> **HOW TO COMPLETE THIS TASK**: Only the lines with the string "JSON" are needed; return each of them from the entries below.

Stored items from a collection
▼▼▼

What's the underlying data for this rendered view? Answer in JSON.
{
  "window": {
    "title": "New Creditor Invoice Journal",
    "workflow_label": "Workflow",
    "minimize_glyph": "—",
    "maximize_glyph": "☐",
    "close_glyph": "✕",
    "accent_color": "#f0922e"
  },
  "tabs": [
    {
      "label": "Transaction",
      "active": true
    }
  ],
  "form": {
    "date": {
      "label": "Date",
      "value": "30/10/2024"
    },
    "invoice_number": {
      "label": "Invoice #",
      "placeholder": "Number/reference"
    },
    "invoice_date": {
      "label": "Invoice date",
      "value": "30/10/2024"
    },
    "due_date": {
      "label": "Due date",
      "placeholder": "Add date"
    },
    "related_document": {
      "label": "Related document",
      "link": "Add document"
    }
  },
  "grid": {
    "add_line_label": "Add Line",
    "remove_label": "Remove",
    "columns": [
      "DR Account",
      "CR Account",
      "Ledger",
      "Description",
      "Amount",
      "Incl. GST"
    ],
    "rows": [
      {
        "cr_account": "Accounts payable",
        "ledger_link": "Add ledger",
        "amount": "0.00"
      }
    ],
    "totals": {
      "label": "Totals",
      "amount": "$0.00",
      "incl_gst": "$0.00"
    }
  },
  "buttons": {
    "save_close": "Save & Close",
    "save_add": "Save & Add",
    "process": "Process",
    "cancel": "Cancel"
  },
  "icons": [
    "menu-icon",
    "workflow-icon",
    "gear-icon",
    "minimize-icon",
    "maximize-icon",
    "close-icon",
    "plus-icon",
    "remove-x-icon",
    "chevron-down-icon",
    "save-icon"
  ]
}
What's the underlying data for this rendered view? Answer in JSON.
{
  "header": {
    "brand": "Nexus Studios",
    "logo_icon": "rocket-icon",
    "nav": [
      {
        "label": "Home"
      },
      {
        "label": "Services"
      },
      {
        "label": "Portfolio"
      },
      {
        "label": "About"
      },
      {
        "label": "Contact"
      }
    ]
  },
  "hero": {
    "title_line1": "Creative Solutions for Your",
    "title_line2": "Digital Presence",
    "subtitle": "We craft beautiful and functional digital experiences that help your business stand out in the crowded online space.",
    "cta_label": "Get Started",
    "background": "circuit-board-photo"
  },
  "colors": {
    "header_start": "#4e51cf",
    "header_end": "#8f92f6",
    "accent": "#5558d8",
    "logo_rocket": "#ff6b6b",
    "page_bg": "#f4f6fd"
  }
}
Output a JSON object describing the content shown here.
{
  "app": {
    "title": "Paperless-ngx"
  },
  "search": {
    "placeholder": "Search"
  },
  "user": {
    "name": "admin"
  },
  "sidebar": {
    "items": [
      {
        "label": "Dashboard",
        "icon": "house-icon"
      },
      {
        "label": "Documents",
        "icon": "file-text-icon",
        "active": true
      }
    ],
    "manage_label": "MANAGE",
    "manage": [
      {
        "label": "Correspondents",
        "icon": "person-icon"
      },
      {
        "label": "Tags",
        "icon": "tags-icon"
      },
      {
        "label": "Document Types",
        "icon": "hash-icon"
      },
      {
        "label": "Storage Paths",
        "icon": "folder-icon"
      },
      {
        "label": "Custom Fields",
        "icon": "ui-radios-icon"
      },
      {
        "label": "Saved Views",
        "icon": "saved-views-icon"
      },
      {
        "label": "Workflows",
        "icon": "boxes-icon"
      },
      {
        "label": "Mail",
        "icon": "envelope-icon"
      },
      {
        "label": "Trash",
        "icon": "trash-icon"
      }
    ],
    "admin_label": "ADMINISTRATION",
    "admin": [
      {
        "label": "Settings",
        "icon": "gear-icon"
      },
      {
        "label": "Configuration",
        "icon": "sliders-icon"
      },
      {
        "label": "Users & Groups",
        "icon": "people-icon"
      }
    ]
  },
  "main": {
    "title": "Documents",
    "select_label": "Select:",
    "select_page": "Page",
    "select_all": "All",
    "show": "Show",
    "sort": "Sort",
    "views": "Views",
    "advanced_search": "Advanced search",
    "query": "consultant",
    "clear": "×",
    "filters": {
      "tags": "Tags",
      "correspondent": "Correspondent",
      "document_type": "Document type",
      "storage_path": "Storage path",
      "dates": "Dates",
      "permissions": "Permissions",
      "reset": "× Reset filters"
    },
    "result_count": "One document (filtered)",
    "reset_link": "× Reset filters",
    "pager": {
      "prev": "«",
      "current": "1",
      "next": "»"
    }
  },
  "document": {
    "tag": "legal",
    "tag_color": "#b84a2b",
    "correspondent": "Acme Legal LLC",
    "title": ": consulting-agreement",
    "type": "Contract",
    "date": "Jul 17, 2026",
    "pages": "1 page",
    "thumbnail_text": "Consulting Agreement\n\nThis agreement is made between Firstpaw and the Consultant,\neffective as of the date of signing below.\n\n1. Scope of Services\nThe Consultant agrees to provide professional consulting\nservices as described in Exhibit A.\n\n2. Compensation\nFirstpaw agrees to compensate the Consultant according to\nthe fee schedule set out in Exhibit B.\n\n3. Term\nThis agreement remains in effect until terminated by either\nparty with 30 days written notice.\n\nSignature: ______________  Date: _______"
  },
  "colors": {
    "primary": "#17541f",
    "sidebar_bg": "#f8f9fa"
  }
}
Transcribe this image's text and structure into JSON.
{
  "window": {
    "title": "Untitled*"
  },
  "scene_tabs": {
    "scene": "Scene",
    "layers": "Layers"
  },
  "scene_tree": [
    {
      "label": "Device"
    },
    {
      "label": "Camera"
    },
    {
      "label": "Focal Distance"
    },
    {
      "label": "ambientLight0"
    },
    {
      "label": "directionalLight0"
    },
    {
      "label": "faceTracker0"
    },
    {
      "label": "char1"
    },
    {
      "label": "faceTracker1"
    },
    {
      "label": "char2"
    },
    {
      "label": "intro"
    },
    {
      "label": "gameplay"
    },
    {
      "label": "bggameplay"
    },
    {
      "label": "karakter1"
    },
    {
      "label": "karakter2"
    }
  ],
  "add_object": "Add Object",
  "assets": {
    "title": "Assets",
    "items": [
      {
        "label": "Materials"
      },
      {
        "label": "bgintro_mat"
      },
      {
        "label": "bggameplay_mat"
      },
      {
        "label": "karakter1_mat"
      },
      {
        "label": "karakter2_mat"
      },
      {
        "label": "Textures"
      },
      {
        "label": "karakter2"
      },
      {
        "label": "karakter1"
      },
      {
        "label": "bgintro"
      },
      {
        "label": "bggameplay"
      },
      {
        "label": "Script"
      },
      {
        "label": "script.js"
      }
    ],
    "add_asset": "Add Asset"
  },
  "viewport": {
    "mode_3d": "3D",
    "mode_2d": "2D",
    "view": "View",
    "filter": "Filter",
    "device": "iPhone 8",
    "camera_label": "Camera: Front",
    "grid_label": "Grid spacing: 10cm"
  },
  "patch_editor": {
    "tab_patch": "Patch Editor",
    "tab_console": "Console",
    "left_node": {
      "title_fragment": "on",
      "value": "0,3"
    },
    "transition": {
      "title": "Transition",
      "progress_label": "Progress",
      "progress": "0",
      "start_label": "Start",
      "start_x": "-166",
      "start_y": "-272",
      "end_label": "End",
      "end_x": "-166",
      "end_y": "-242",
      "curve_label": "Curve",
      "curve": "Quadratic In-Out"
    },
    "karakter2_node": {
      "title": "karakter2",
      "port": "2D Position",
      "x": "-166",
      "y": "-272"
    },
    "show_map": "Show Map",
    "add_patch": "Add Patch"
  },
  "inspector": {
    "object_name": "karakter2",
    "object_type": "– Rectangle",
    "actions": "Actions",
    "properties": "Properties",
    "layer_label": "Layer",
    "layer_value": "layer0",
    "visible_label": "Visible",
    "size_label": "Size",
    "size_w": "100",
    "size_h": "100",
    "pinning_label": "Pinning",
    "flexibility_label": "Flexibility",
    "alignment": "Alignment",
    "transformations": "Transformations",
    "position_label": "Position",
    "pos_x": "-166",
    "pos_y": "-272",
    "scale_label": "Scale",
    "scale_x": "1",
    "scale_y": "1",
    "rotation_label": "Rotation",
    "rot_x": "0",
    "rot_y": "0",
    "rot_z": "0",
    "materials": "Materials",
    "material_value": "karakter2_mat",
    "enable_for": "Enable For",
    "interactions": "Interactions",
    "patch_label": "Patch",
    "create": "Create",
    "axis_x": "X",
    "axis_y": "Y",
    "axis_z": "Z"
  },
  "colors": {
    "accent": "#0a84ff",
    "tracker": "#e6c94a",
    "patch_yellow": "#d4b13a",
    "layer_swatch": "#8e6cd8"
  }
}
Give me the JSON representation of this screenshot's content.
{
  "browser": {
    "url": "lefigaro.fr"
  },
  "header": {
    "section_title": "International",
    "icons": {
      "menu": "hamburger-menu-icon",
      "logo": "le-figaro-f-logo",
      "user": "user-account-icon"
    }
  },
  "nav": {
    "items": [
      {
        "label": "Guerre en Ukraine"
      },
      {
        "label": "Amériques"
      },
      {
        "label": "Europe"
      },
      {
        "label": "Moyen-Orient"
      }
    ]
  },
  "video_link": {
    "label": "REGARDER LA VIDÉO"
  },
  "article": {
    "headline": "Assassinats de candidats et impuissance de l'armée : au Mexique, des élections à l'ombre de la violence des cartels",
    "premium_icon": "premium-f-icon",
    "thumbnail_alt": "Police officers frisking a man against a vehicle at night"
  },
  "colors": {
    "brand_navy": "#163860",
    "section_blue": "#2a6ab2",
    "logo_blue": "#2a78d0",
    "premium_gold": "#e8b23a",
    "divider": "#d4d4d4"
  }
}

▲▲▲

> **ANSWER TO THIS TASK**:
What's the underlying data for this rendered view? Answer in JSON.
What's the underlying data for this rendered view? Answer in JSON.
Output a JSON object describing the content shown here.
Transcribe this image's text and structure into JSON.
Give me the JSON representation of this screenshot's content.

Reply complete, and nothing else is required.